The pacioos american samoa buoy showed a sharp rise in the 18-22 second band 6/16. This extra-long wave period energy has risen at the NOAA southern Hawaii buoys 6/19 near day break. With a narrow focus in the wave spectrum, sets locally should be inconsistent, though at times making above average breakers Monday afternoon for zones of high refraction.
The american samoa buoy had a maximum in the 14-18 second energy late Friday through Saturday. The long-period swell should be filled in locally above average by Tuesday, with a slow increase to a maximum Tuesday night well above average from 190-200 degrees. Swell energy from 190-200 degrees should slowly trend down, reaching average levels by Thursday and lingering into Friday.
A low pressure deepened near 50s, 160°W 6/15-16 reaching severe gale status. The magnitude of winds and seas was lower than the former, though it had a wider fetch. Seas grew to around 25 feet with a direct aim at Hawaii over the 175-190 degree band.
Long-period forerunners are due Wednesday night, with the event climbing above average Thursday, .peaking Thursday night, and holding above average on Friday. Heights should fall to near to a notch above the summer average on Saturday from near due south.
Wave energy in Hawaii this week is also expected from 140-160 degrees. A sequence of low pressure systems SW to S of Easter Island within 6/12-18 should make for a long-lived spell of SE swell. The first event should have long-period forerunners late Tuesday with the event peaking late Wednesday above average. The second event is on its heels, building Thursday and peaking Friday. It should linger near or a notch below average through the weekend.
4.4ft @ 10s from 309° (WNW)
3.5ft @ 11s from 317° (NW)
4.6ft @ 8s from 88° (E)
Wind map at 2pm.
Wind map at 2pm in this other model. Significant difference in the predicted wind strength.
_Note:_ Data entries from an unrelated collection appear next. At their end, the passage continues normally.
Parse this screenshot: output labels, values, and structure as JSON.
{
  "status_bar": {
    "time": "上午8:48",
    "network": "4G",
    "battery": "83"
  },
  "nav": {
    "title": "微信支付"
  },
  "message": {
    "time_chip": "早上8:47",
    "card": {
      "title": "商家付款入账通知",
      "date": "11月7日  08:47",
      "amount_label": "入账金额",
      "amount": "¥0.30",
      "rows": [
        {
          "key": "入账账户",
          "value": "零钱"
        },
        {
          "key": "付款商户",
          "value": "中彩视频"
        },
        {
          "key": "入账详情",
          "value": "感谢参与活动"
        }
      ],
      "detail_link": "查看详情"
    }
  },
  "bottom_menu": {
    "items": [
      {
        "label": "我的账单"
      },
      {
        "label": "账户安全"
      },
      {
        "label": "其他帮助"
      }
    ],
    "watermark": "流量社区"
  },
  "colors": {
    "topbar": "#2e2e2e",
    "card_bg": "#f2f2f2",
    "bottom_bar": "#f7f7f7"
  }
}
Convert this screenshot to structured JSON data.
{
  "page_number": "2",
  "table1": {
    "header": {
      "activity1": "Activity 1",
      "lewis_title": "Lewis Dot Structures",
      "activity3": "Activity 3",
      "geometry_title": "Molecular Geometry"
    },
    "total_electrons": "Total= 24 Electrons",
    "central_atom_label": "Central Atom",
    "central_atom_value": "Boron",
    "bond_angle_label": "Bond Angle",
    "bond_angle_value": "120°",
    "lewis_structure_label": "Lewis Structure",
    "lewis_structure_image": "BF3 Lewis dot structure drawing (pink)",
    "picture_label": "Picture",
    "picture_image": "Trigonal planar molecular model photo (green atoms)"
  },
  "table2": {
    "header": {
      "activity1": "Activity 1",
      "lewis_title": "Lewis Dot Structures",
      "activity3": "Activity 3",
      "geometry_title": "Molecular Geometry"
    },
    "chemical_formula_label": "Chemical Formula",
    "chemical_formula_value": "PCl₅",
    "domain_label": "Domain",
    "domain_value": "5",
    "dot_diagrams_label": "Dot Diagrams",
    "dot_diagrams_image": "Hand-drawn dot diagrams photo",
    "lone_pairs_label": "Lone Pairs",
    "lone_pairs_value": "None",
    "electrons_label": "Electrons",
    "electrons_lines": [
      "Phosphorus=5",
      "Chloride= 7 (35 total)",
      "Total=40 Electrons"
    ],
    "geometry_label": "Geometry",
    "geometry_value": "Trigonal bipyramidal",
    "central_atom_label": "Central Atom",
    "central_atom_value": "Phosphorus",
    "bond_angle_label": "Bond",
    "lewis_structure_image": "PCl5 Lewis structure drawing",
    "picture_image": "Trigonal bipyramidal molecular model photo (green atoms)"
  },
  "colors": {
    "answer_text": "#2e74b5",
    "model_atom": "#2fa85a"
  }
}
Could be the last time I post it if it ends up blowing strong instead.
North Pacific shows a small WNW fetch and the windswell one.
South Pacific has two small and weak closer fetches and one small but stronger more distant one.